Assessing Change: Women's Lives in the American Revolutionary Era


Labeling an era in history as revolutionary implies that research of the period in question exposed substantial change. Indeed significant change did occur during the American Revolutionary era—a colonial power lost a vital piece of its empire, a unified nation emerged, and a new republic was created. These are the major transformations of the Revolution but certainly not the only shifts that took place before the war or after and as a result of the war. It is the more subtle adjustments, the ones that sometimes are overlooked, that provide an interesting and challenging opportunity to practitioners and students of history.

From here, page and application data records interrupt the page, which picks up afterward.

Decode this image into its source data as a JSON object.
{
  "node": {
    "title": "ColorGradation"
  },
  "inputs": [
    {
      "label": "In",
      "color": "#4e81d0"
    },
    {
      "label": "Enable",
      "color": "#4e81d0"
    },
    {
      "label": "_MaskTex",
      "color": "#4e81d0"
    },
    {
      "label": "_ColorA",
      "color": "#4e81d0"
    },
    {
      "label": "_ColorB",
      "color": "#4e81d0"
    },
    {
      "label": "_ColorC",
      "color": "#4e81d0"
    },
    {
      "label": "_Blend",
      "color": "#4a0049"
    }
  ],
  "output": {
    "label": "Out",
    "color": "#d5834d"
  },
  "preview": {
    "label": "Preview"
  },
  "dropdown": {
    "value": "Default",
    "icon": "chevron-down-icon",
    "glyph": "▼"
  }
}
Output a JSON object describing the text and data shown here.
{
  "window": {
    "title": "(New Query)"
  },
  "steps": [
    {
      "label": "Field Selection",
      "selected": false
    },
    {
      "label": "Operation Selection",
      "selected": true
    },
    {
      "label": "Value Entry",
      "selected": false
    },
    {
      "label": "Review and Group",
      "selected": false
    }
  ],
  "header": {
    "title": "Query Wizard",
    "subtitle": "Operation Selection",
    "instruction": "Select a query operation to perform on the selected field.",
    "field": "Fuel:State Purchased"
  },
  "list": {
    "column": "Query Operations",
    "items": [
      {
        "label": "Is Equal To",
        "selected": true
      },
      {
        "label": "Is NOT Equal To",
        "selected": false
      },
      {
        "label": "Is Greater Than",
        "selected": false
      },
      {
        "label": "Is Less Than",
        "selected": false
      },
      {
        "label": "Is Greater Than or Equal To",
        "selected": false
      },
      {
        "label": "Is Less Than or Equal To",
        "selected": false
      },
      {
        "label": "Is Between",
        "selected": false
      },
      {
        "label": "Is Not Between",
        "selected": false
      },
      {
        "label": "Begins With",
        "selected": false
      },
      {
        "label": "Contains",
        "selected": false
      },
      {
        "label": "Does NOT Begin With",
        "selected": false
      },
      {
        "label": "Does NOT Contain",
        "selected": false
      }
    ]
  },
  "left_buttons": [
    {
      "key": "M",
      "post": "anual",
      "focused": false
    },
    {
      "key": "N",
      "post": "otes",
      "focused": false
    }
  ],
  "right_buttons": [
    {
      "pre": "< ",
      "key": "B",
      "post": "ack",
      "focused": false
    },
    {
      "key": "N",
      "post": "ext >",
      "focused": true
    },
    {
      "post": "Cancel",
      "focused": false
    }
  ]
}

Historians of white women in early America have not agreed on a single conceptualization of women’s history. Often the analyses propose a comparison or an evaluation of women’s status. These historians conclude that the first two centuries for white women in North America were a kind of golden age. They hold that the status of women who immigrated to North America was better than that of the women they left behind in England and that of women in America in the nineteenth century. This kind of analysis may be valid but it is also rather narrow in scope and overshadows some aspects of women’s experiences. In this lesson the class will not seek to reach an evaluative conclusion—better or worse—but will instead look more broadly at change over time and all the subtleties that contribute to the differences in women’s responses to the changes that took place in this period in American History.


  • Students will examine primary documents and secondary sources to analyze women’s history in the eighteenth and early nineteenth centuries.
  • Students will be able to identify assumptions and biases that they bring to historical analysis.
  • Students will be able to identify the major social, political, and economic trends of the eighteenth century and the first two decades of the nineteenth century.
  • Students will be able to examine the effects of imperial war and reorganization, the Revolutionary War, and the creation of a new nation and new republic on white women in North America.
  • Students will be engaged in historical research and the critical analysis of documents of this momentous period in American history.

Lesson Activities

1. Divide the class into small groups. Have each group examine the documents listed below. Have each group write a brief analysis of each document. If a group is unable to reach consensus on the meaning of a document, the group should report on the various analyses.

2. Have each group share their analysis or analyses of each document with the class.


Colonial Era

New Republic

3. Class discussion:

  • The reports should be the basis of a discussion of the potential for differences in historians’ accounts of events.
  • Discuss possible reasons for variations in interpretation. For example, what assumptions influenced interpretations? Are the differences in interpretation a result of contemporary values and insight when analyzing each document?

4. Have each group research the historical background of each document. As the research progresses, groups should take note of the actual roles, expectations, assumptions and behavior of women in the historic era. The following websites provide useful information and good biographical research.

General History

Colonial Era

Revolutionary War

Republican Motherhood -- New Republic

5. Analyze the original documents. This time use the research and knowledge regarding historical assumptions and historical setting.

6. Each group should share the informed analysis with the class.

7. The class should discuss how the analyses changed and how an understanding of the period altered how they looked at each image.


To what extent did the American Revolution change the lives of white women in North America? In your response be sure to consider the lives of white women before, during and after the Revolutionary War.